(Material for this exercise Opens)

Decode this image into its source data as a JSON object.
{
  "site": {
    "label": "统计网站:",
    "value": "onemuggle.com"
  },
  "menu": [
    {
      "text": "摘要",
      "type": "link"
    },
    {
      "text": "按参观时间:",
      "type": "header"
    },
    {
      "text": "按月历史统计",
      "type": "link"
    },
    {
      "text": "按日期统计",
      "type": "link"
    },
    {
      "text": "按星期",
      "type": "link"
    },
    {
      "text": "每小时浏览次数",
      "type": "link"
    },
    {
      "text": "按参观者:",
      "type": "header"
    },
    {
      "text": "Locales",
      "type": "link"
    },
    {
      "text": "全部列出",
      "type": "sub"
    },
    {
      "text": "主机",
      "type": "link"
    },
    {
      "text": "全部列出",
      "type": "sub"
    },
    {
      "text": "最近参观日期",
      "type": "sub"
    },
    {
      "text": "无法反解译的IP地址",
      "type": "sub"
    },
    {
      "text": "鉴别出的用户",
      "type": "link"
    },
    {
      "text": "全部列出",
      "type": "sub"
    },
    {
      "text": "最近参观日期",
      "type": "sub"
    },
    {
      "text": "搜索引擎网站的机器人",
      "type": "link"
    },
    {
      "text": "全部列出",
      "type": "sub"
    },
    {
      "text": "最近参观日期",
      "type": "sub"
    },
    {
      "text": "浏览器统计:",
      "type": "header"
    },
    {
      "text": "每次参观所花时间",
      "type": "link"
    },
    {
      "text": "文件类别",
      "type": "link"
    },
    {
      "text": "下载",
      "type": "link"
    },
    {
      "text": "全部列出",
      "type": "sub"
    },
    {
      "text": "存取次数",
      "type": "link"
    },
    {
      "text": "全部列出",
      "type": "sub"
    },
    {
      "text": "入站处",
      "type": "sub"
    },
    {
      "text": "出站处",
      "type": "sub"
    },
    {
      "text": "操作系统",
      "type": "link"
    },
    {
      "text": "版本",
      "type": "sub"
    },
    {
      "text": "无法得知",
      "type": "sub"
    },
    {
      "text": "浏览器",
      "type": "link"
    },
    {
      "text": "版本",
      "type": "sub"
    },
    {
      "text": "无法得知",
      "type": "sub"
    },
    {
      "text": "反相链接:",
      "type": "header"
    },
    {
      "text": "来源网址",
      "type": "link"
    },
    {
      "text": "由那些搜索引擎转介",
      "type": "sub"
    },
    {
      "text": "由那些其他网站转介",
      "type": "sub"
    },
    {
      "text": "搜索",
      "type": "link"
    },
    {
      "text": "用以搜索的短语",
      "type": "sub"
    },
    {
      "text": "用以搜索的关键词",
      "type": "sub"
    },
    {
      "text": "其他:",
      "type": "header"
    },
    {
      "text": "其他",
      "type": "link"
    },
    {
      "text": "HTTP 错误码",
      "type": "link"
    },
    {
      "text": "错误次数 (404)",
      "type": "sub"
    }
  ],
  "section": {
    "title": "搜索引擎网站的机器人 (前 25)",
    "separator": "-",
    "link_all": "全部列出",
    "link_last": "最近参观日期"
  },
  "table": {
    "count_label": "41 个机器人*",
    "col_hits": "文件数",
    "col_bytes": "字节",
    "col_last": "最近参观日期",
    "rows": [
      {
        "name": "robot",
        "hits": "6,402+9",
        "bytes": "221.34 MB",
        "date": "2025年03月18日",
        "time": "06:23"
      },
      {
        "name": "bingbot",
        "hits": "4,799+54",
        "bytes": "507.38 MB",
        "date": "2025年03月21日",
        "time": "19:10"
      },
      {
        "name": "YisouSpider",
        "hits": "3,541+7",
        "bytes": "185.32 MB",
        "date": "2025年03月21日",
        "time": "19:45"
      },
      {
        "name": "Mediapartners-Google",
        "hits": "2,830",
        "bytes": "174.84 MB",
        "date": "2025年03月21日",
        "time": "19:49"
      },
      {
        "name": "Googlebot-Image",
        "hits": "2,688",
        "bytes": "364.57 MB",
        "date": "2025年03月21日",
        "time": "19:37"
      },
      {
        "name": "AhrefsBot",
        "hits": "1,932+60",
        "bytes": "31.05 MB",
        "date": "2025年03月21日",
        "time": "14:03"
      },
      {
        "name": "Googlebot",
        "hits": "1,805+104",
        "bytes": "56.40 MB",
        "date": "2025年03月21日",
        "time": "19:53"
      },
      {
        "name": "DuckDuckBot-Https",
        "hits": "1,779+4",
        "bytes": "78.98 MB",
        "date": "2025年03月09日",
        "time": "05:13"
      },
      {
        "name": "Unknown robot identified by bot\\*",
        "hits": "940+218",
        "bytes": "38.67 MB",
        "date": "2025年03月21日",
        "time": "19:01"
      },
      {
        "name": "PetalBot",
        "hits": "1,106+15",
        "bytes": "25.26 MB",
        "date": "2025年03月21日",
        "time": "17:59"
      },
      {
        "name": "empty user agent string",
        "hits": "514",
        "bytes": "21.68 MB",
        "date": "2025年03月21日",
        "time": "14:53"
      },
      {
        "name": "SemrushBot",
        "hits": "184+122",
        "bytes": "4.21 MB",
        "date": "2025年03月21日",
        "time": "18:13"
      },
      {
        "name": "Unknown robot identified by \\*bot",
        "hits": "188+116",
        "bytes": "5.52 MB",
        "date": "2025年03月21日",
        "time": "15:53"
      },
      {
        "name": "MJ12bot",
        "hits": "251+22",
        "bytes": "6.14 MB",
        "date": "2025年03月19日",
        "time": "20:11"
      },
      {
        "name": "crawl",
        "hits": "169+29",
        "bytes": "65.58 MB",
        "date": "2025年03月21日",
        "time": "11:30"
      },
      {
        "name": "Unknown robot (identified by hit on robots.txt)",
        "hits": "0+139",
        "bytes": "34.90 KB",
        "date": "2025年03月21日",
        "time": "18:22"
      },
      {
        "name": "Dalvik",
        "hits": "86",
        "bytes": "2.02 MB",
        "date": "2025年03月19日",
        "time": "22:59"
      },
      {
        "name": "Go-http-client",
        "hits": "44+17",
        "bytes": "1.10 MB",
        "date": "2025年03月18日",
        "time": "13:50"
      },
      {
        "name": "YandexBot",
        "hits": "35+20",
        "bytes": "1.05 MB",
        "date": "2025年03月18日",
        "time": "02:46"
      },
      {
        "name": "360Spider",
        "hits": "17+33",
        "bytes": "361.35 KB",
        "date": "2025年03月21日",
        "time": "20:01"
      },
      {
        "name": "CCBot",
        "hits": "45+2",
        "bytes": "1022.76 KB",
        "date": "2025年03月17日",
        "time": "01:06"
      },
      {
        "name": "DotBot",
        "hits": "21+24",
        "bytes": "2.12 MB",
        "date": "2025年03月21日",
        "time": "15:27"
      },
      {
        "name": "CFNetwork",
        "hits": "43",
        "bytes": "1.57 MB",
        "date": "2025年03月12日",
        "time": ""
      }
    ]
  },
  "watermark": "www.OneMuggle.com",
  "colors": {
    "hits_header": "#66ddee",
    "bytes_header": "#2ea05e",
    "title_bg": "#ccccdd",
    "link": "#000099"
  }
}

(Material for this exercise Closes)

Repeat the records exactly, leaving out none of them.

* Problem solution:
Decode this image into its source data as a JSON object.
{
  "site": {
    "label": "统计网站:",
    "value": "onemuggle.com"
  },
  "menu": [
    {
      "text": "摘要",
      "type": "link"
    },
    {
      "text": "按参观时间:",
      "type": "header"
    },
    {
      "text": "按月历史统计",
      "type": "link"
    },
    {
      "text": "按日期统计",
      "type": "link"
    },
    {
      "text": "按星期",
      "type": "link"
    },
    {
      "text": "每小时浏览次数",
      "type": "link"
    },
    {
      "text": "按参观者:",
      "type": "header"
    },
    {
      "text": "Locales",
      "type": "link"
    },
    {
      "text": "全部列出",
      "type": "sub"
    },
    {
      "text": "主机",
      "type": "link"
    },
    {
      "text": "全部列出",
      "type": "sub"
    },
    {
      "text": "最近参观日期",
      "type": "sub"
    },
    {
      "text": "无法反解译的IP地址",
      "type": "sub"
    },
    {
      "text": "鉴别出的用户",
      "type": "link"
    },
    {
      "text": "全部列出",
      "type": "sub"
    },
    {
      "text": "最近参观日期",
      "type": "sub"
    },
    {
      "text": "搜索引擎网站的机器人",
      "type": "link"
    },
    {
      "text": "全部列出",
      "type": "sub"
    },
    {
      "text": "最近参观日期",
      "type": "sub"
    },
    {
      "text": "浏览器统计:",
      "type": "header"
    },
    {
      "text": "每次参观所花时间",
      "type": "link"
    },
    {
      "text": "文件类别",
      "type": "link"
    },
    {
      "text": "下载",
      "type": "link"
    },
    {
      "text": "全部列出",
      "type": "sub"
    },
    {
      "text": "存取次数",
      "type": "link"
    },
    {
      "text": "全部列出",
      "type": "sub"
    },
    {
      "text": "入站处",
      "type": "sub"
    },
    {
      "text": "出站处",
      "type": "sub"
    },
    {
      "text": "操作系统",
      "type": "link"
    },
    {
      "text": "版本",
      "type": "sub"
    },
    {
      "text": "无法得知",
      "type": "sub"
    },
    {
      "text": "浏览器",
      "type": "link"
    },
    {
      "text": "版本",
      "type": "sub"
    },
    {
      "text": "无法得知",
      "type": "sub"
    },
    {
      "text": "反相链接:",
      "type": "header"
    },
    {
      "text": "来源网址",
      "type": "link"
    },
    {
      "text": "由那些搜索引擎转介",
      "type": "sub"
    },
    {
      "text": "由那些其他网站转介",
      "type": "sub"
    },
    {
      "text": "搜索",
      "type": "link"
    },
    {
      "text": "用以搜索的短语",
      "type": "sub"
    },
    {
      "text": "用以搜索的关键词",
      "type": "sub"
    },
    {
      "text": "其他:",
      "type": "header"
    },
    {
      "text": "其他",
      "type": "link"
    },
    {
      "text": "HTTP 错误码",
      "type": "link"
    },
    {
      "text": "错误次数 (404)",
      "type": "sub"
    }
  ],
  "section": {
    "title": "搜索引擎网站的机器人 (前 25)",
    "separator": "-",
    "link_all": "全部列出",
    "link_last": "最近参观日期"
  },
  "table": {
    "count_label": "41 个机器人*",
    "col_hits": "文件数",
    "col_bytes": "字节",
    "col_last": "最近参观日期",
    "rows": [
      {
        "name": "robot",
        "hits": "6,402+9",
        "bytes": "221.34 MB",
        "date": "2025年03月18日",
        "time": "06:23"
      },
      {
        "name": "bingbot",
        "hits": "4,799+54",
        "bytes": "507.38 MB",
        "date": "2025年03月21日",
        "time": "19:10"
      },
      {
        "name": "YisouSpider",
        "hits": "3,541+7",
        "bytes": "185.32 MB",
        "date": "2025年03月21日",
        "time": "19:45"
      },
      {
        "name": "Mediapartners-Google",
        "hits": "2,830",
        "bytes": "174.84 MB",
        "date": "2025年03月21日",
        "time": "19:49"
      },
      {
        "name": "Googlebot-Image",
        "hits": "2,688",
        "bytes": "364.57 MB",
        "date": "2025年03月21日",
        "time": "19:37"
      },
      {
        "name": "AhrefsBot",
        "hits": "1,932+60",
        "bytes": "31.05 MB",
        "date": "2025年03月21日",
        "time": "14:03"
      },
      {
        "name": "Googlebot",
        "hits": "1,805+104",
        "bytes": "56.40 MB",
        "date": "2025年03月21日",
        "time": "19:53"
      },
      {
        "name": "DuckDuckBot-Https",
        "hits": "1,779+4",
        "bytes": "78.98 MB",
        "date": "2025年03月09日",
        "time": "05:13"
      },
      {
        "name": "Unknown robot identified by bot\\*",
        "hits": "940+218",
        "bytes": "38.67 MB",
        "date": "2025年03月21日",
        "time": "19:01"
      },
      {
        "name": "PetalBot",
        "hits": "1,106+15",
        "bytes": "25.26 MB",
        "date": "2025年03月21日",
        "time": "17:59"
      },
      {
        "name": "empty user agent string",
        "hits": "514",
        "bytes": "21.68 MB",
        "date": "2025年03月21日",
        "time": "14:53"
      },
      {
        "name": "SemrushBot",
        "hits": "184+122",
        "bytes": "4.21 MB",
        "date": "2025年03月21日",
        "time": "18:13"
      },
      {
        "name": "Unknown robot identified by \\*bot",
        "hits": "188+116",
        "bytes": "5.52 MB",
        "date": "2025年03月21日",
        "time": "15:53"
      },
      {
        "name": "MJ12bot",
        "hits": "251+22",
        "bytes": "6.14 MB",
        "date": "2025年03月19日",
        "time": "20:11"
      },
      {
        "name": "crawl",
        "hits": "169+29",
        "bytes": "65.58 MB",
        "date": "2025年03月21日",
        "time": "11:30"
      },
      {
        "name": "Unknown robot (identified by hit on robots.txt)",
        "hits": "0+139",
        "bytes": "34.90 KB",
        "date": "2025年03月21日",
        "time": "18:22"
      },
      {
        "name": "Dalvik",
        "hits": "86",
        "bytes": "2.02 MB",
        "date": "2025年03月19日",
        "time": "22:59"
      },
      {
        "name": "Go-http-client",
        "hits": "44+17",
        "bytes": "1.10 MB",
        "date": "2025年03月18日",
        "time": "13:50"
      },
      {
        "name": "YandexBot",
        "hits": "35+20",
        "bytes": "1.05 MB",
        "date": "2025年03月18日",
        "time": "02:46"
      },
      {
        "name": "360Spider",
        "hits": "17+33",
        "bytes": "361.35 KB",
        "date": "2025年03月21日",
        "time": "20:01"
      },
      {
        "name": "CCBot",
        "hits": "45+2",
        "bytes": "1022.76 KB",
        "date": "2025年03月17日",
        "time": "01:06"
      },
      {
        "name": "DotBot",
        "hits": "21+24",
        "bytes": "2.12 MB",
        "date": "2025年03月21日",
        "time": "15:27"
      },
      {
        "name": "CFNetwork",
        "hits": "43",
        "bytes": "1.57 MB",
        "date": "2025年03月12日",
        "time": ""
      }
    ]
  },
  "watermark": "www.OneMuggle.com",
  "colors": {
    "hits_header": "#66ddee",
    "bytes_header": "#2ea05e",
    "title_bg": "#ccccdd",
    "link": "#000099"
  }
}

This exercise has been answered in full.